Thanks for your totally lovely blog Rima! It completely epitomises England at that time of year. I missed Guy Fawkes, obviously, being in the wrong country, but your amazing photos have given me what I always crave from the experience; the theatre of it, the magic, the streams of light, the heat. I don't know how you captured those images, but I'm very glad you did. Usually, when I'm watching I'm so caught up in it all that impressions flash through my mind with such rapidity that I have forgotten them all by the end of it, but your stills powerfully convey the essence of the fire and movement and have given me something mystically real to hold onto : ) My very favourite photo in the whole post was the one of your and Tom's shadows against the trees, like a giant and giantess surveying their territory!

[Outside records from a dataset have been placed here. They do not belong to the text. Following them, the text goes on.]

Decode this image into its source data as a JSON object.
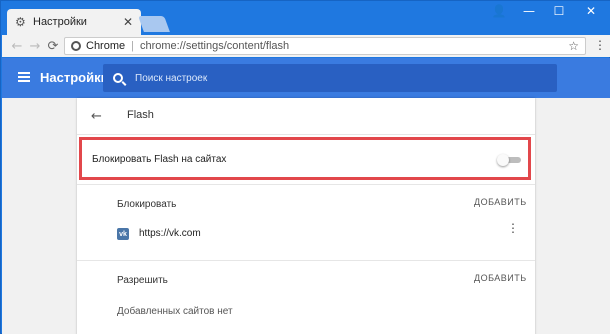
{
  "browser": {
    "tab_title": "Настройки",
    "tab_close": "✕",
    "window_controls": {
      "user": "👤",
      "minimize": "—",
      "maximize": "☐",
      "close": "✕"
    },
    "nav": {
      "back": "←",
      "forward": "→",
      "reload": "⟳"
    },
    "omnibox": {
      "scheme_label": "Chrome",
      "separator": "|",
      "url": "chrome://settings/content/flash",
      "bookmark_icon": "☆"
    },
    "menu_icon": "⋮"
  },
  "settings_header": {
    "title": "Настройки",
    "search_placeholder": "Поиск настроек"
  },
  "flash_page": {
    "back_icon": "←",
    "title": "Flash",
    "block_toggle": {
      "label": "Блокировать Flash на сайтах",
      "enabled": false
    },
    "block_section": {
      "label": "Блокировать",
      "add_label": "ДОБАВИТЬ",
      "sites": [
        {
          "icon": "vk",
          "url": "https://vk.com",
          "menu_icon": "⋮"
        }
      ]
    },
    "allow_section": {
      "label": "Разрешить",
      "add_label": "ДОБАВИТЬ",
      "empty_text": "Добавленных сайтов нет"
    }
  },
  "colors": {
    "titlebar": "#1f78e0",
    "header": "#3a7be0",
    "search_bg": "#2960c2",
    "highlight_border": "#e2474b",
    "vk_brand": "#4a76a8"
  }
}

I, too, am looking forward to your Christmas cards; you know I can't draw snow to save my life, and in some way I am comforted by the fact that you can! The Father Christmas climbing down the chimney you gave me brings such satisfaction; I love the gingerbready sort of feeling I get when I look at it. So I am awaiting the cards with eager anticipation; the sooner, the better...

Give a woof or a snuffle or whatever to Macha for me; she always steals the show, doesn't she? I think that's one of the best portraits of her so far. And give love too to the other show-stealer or (show-sharer I suppose we should say these days) - the admirer of Baba Yaga, the giver of circus tickets, the other shadow; my brother xxxx

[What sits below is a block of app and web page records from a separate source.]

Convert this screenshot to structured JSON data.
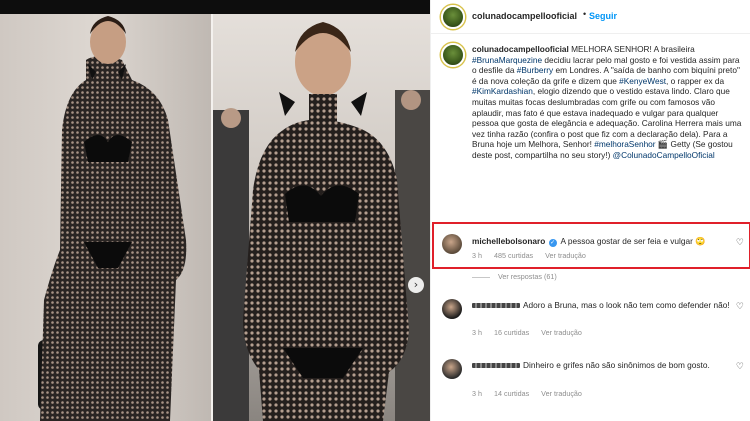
{
  "post": {
    "username": "colunadocampellooficial",
    "follow_label": "Seguir",
    "separator": "•"
  },
  "caption": {
    "username": "colunadocampellooficial",
    "segments": [
      {
        "t": "MELHORA SENHOR! A brasileira "
      },
      {
        "t": "#BrunaMarquezine",
        "tag": true
      },
      {
        "t": " decidiu lacrar pelo mal gosto e foi vestida assim para o desfile da "
      },
      {
        "t": "#Burberry",
        "tag": true
      },
      {
        "t": " em Londres. A \"saída de banho com biquíni preto\" é da nova coleção da grife e dizem que "
      },
      {
        "t": "#KenyeWest",
        "tag": true
      },
      {
        "t": ", o rapper ex da "
      },
      {
        "t": "#KimKardashian",
        "tag": true
      },
      {
        "t": ", elogio dizendo que o vestido estava lindo. Claro que muitas muitas focas deslumbradas com grife ou com famosos vão aplaudir, mas fato é que estava inadequado e vulgar para qualquer pessoa que gosta de elegância e adequação. Carolina Herrera mais uma vez tinha razão (confira o post que fiz com a declaração dela). Para a Bruna hoje um Melhora, Senhor! "
      },
      {
        "t": "#melhoraSenhor",
        "tag": true
      },
      {
        "t": " 🎬 Getty (Se gostou deste post, compartilha no seu story!) "
      },
      {
        "t": "@ColunadoCampelloOficial",
        "tag": true
      }
    ]
  },
  "comments": [
    {
      "username": "michellebolsonaro",
      "verified": true,
      "text": "A pessoa gostar de ser feia e vulgar 🙄",
      "time": "3 h",
      "likes": "485 curtidas",
      "reply": "Ver tradução",
      "avatar_color": "#5b4a3a"
    },
    {
      "username": "",
      "text": "Adoro a Bruna, mas o look não tem como defender não!",
      "time": "3 h",
      "likes": "16 curtidas",
      "reply": "Ver tradução",
      "avatar_color": "#1a1a1a"
    },
    {
      "username": "",
      "text": "Dinheiro e grifes não são sinônimos de bom gosto.",
      "time": "3 h",
      "likes": "14 curtidas",
      "reply": "Ver tradução",
      "avatar_color": "#2a2a2a"
    }
  ],
  "view_replies": "Ver respostas (61)",
  "icons": {
    "heart": "heart-icon",
    "verified": "verified-badge-icon",
    "carousel_next": "chevron-right-icon"
  },
  "colors": {
    "accent_blue": "#0095f6",
    "hashtag": "#00376b",
    "highlight_red": "#e0202a",
    "muted": "#8e8e8e"
  }
}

Melissa said...

Your posts always come at the most perfect times in my life. This time, when I have just returned to the corporate world and can already feel it trying to steal the magic and wonder from my soul (customer support is a special hell), your words and photos arrive to remind me that it is all still there. Thank you so very much for sharing the wonderfully enchanted life you live with the rest of us. It is so very much appreciated.

gz said...

Celebrating the ending of the year, and the rise of the next, phoenix-like in the flames.

Bright Blessings to you and yours.

southernwitch said...

What a beautiful post sharing so much...and the pictures were stunning!

Sorayonn said...

Your blog never fails to move me. Such wonders to behold.

Owen said...

Ah Rima, this post just goes on and on and on... and wonders never cease.

HKatz said...

In your photos the colors glow and the fireworks have texture. I feel like I'm on a wonderful journey - thank you!

And the photos of the countryside are gentle and enchanting; I love walking and hiking, so those call to me especially.

Claire Massey said...

Thank you for such a wonder-filled, beautiful post. On a drizzly grey November morning, it's reminded me of everything there is to love about autumn.

herhimnbryn said...

Glory, glory what a wonderful post. I am filled with Autumnal images and heart sick for England.
Thankyou Lady R.

MakingSpace said...

Every time I read your writing and see your photos and your art I feel as if I've been transported to a magical world. It's a world I very much want to live in... thank you for sharing. Blessings for the new year and the holiday season.

jenni said...

Just thought i would tell you, this is the most beautiful blog ive ever seen. your drawings are amazing. You inspire me.
thank you.

jeni

acornmoon said...

Rima you do the longest blog posts on record! I have been quite transported to your world of wonder and winter. Lovely as always, keep warm x

rochambeau said...

Thank you Rima,
For sharing your photographs and thoughts. Especially of Giffords Circus!
You look nice holding your accordion!

Constance